WHAT TO PRODUCE: Provide the entries once more, identical in every word.
*** Opening GIVEN RECORDS ***
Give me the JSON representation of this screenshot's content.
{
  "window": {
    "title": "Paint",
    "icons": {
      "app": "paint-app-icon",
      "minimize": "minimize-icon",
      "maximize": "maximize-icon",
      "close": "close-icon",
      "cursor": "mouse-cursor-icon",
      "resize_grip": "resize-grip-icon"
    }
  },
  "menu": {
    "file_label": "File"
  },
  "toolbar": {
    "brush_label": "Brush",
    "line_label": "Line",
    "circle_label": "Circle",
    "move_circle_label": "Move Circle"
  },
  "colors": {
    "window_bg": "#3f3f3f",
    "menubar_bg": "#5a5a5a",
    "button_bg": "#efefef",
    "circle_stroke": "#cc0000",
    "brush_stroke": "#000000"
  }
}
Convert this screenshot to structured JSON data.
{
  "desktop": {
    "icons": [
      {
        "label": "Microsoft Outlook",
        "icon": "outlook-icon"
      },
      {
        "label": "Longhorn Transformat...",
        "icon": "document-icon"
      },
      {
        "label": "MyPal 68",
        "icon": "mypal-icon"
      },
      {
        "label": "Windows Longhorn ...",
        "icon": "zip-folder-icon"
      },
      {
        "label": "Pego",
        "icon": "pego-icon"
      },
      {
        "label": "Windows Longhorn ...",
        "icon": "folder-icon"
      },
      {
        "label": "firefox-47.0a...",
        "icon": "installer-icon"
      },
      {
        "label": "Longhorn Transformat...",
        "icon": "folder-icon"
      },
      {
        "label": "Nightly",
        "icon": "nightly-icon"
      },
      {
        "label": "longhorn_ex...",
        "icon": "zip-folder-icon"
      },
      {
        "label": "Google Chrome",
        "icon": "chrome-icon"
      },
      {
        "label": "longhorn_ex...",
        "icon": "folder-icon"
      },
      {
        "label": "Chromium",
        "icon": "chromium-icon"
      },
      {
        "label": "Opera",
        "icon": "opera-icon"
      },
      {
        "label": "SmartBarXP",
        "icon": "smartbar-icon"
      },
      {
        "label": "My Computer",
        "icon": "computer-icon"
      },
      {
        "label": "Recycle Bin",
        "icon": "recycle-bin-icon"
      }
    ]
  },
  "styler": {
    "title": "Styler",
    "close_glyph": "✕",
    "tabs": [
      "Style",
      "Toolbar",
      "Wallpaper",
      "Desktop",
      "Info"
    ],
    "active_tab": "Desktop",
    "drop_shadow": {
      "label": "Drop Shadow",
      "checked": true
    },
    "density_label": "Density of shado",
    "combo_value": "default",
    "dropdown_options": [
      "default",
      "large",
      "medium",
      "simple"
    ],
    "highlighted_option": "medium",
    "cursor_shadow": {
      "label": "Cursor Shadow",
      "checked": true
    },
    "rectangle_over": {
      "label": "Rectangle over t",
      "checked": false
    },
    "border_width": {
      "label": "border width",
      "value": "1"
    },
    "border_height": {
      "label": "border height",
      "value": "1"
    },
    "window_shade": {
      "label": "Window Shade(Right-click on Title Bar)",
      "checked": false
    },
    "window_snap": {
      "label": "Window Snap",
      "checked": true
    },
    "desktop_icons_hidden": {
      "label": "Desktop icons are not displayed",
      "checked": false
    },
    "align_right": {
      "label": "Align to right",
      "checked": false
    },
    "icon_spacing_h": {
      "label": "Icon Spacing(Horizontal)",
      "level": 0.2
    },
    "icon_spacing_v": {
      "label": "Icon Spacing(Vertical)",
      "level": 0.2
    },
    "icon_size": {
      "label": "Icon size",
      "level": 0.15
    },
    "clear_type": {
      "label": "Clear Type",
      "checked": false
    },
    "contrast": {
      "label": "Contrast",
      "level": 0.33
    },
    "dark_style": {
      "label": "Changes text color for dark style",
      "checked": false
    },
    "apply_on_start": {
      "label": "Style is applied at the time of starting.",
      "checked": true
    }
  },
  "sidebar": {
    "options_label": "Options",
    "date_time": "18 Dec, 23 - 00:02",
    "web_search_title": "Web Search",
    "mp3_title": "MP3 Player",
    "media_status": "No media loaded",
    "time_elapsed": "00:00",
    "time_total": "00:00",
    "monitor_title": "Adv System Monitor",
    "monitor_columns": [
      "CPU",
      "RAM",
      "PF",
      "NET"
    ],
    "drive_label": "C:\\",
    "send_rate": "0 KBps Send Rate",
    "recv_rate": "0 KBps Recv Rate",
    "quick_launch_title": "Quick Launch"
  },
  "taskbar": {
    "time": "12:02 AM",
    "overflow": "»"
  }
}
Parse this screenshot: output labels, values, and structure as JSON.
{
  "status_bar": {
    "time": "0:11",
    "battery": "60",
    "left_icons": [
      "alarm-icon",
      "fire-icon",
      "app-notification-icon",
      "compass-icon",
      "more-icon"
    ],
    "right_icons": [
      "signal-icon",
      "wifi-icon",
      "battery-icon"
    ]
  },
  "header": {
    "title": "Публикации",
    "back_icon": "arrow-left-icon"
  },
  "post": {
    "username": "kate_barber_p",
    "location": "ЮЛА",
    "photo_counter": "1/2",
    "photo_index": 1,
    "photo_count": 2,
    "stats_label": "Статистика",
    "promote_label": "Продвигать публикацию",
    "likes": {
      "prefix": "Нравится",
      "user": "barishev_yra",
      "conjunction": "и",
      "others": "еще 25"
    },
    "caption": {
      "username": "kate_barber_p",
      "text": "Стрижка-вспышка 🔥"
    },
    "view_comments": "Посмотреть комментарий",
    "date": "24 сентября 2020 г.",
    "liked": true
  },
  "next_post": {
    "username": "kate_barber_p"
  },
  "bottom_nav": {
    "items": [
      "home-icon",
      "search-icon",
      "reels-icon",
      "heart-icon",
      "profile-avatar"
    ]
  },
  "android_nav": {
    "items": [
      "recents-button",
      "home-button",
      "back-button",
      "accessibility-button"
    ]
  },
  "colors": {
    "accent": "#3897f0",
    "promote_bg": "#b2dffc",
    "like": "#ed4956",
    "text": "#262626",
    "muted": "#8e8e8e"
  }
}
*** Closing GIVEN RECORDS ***
OUTPUT OF THE TASK:
Give me the JSON representation of this screenshot's content.
{
  "window": {
    "title": "Paint",
    "icons": {
      "app": "paint-app-icon",
      "minimize": "minimize-icon",
      "maximize": "maximize-icon",
      "close": "close-icon",
      "cursor": "mouse-cursor-icon",
      "resize_grip": "resize-grip-icon"
    }
  },
  "menu": {
    "file_label": "File"
  },
  "toolbar": {
    "brush_label": "Brush",
    "line_label": "Line",
    "circle_label": "Circle",
    "move_circle_label": "Move Circle"
  },
  "colors": {
    "window_bg": "#3f3f3f",
    "menubar_bg": "#5a5a5a",
    "button_bg": "#efefef",
    "circle_stroke": "#cc0000",
    "brush_stroke": "#000000"
  }
}
Convert this screenshot to structured JSON data.
{
  "desktop": {
    "icons": [
      {
        "label": "Microsoft Outlook",
        "icon": "outlook-icon"
      },
      {
        "label": "Longhorn Transformat...",
        "icon": "document-icon"
      },
      {
        "label": "MyPal 68",
        "icon": "mypal-icon"
      },
      {
        "label": "Windows Longhorn ...",
        "icon": "zip-folder-icon"
      },
      {
        "label": "Pego",
        "icon": "pego-icon"
      },
      {
        "label": "Windows Longhorn ...",
        "icon": "folder-icon"
      },
      {
        "label": "firefox-47.0a...",
        "icon": "installer-icon"
      },
      {
        "label": "Longhorn Transformat...",
        "icon": "folder-icon"
      },
      {
        "label": "Nightly",
        "icon": "nightly-icon"
      },
      {
        "label": "longhorn_ex...",
        "icon": "zip-folder-icon"
      },
      {
        "label": "Google Chrome",
        "icon": "chrome-icon"
      },
      {
        "label": "longhorn_ex...",
        "icon": "folder-icon"
      },
      {
        "label": "Chromium",
        "icon": "chromium-icon"
      },
      {
        "label": "Opera",
        "icon": "opera-icon"
      },
      {
        "label": "SmartBarXP",
        "icon": "smartbar-icon"
      },
      {
        "label": "My Computer",
        "icon": "computer-icon"
      },
      {
        "label": "Recycle Bin",
        "icon": "recycle-bin-icon"
      }
    ]
  },
  "styler": {
    "title": "Styler",
    "close_glyph": "✕",
    "tabs": [
      "Style",
      "Toolbar",
      "Wallpaper",
      "Desktop",
      "Info"
    ],
    "active_tab": "Desktop",
    "drop_shadow": {
      "label": "Drop Shadow",
      "checked": true
    },
    "density_label": "Density of shado",
    "combo_value": "default",
    "dropdown_options": [
      "default",
      "large",
      "medium",
      "simple"
    ],
    "highlighted_option": "medium",
    "cursor_shadow": {
      "label": "Cursor Shadow",
      "checked": true
    },
    "rectangle_over": {
      "label": "Rectangle over t",
      "checked": false
    },
    "border_width": {
      "label": "border width",
      "value": "1"
    },
    "border_height": {
      "label": "border height",
      "value": "1"
    },
    "window_shade": {
      "label": "Window Shade(Right-click on Title Bar)",
      "checked": false
    },
    "window_snap": {
      "label": "Window Snap",
      "checked": true
    },
    "desktop_icons_hidden": {
      "label": "Desktop icons are not displayed",
      "checked": false
    },
    "align_right": {
      "label": "Align to right",
      "checked": false
    },
    "icon_spacing_h": {
      "label": "Icon Spacing(Horizontal)",
      "level": 0.2
    },
    "icon_spacing_v": {
      "label": "Icon Spacing(Vertical)",
      "level": 0.2
    },
    "icon_size": {
      "label": "Icon size",
      "level": 0.15
    },
    "clear_type": {
      "label": "Clear Type",
      "checked": false
    },
    "contrast": {
      "label": "Contrast",
      "level": 0.33
    },
    "dark_style": {
      "label": "Changes text color for dark style",
      "checked": false
    },
    "apply_on_start": {
      "label": "Style is applied at the time of starting.",
      "checked": true
    }
  },
  "sidebar": {
    "options_label": "Options",
    "date_time": "18 Dec, 23 - 00:02",
    "web_search_title": "Web Search",
    "mp3_title": "MP3 Player",
    "media_status": "No media loaded",
    "time_elapsed": "00:00",
    "time_total": "00:00",
    "monitor_title": "Adv System Monitor",
    "monitor_columns": [
      "CPU",
      "RAM",
      "PF",
      "NET"
    ],
    "drive_label": "C:\\",
    "send_rate": "0 KBps Send Rate",
    "recv_rate": "0 KBps Recv Rate",
    "quick_launch_title": "Quick Launch"
  },
  "taskbar": {
    "time": "12:02 AM",
    "overflow": "»"
  }
}
Parse this screenshot: output labels, values, and structure as JSON.
{
  "status_bar": {
    "time": "0:11",
    "battery": "60",
    "left_icons": [
      "alarm-icon",
      "fire-icon",
      "app-notification-icon",
      "compass-icon",
      "more-icon"
    ],
    "right_icons": [
      "signal-icon",
      "wifi-icon",
      "battery-icon"
    ]
  },
  "header": {
    "title": "Публикации",
    "back_icon": "arrow-left-icon"
  },
  "post": {
    "username": "kate_barber_p",
    "location": "ЮЛА",
    "photo_counter": "1/2",
    "photo_index": 1,
    "photo_count": 2,
    "stats_label": "Статистика",
    "promote_label": "Продвигать публикацию",
    "likes": {
      "prefix": "Нравится",
      "user": "barishev_yra",
      "conjunction": "и",
      "others": "еще 25"
    },
    "caption": {
      "username": "kate_barber_p",
      "text": "Стрижка-вспышка 🔥"
    },
    "view_comments": "Посмотреть комментарий",
    "date": "24 сентября 2020 г.",
    "liked": true
  },
  "next_post": {
    "username": "kate_barber_p"
  },
  "bottom_nav": {
    "items": [
      "home-icon",
      "search-icon",
      "reels-icon",
      "heart-icon",
      "profile-avatar"
    ]
  },
  "android_nav": {
    "items": [
      "recents-button",
      "home-button",
      "back-button",
      "accessibility-button"
    ]
  },
  "colors": {
    "accent": "#3897f0",
    "promote_bg": "#b2dffc",
    "like": "#ed4956",
    "text": "#262626",
    "muted": "#8e8e8e"
  }
}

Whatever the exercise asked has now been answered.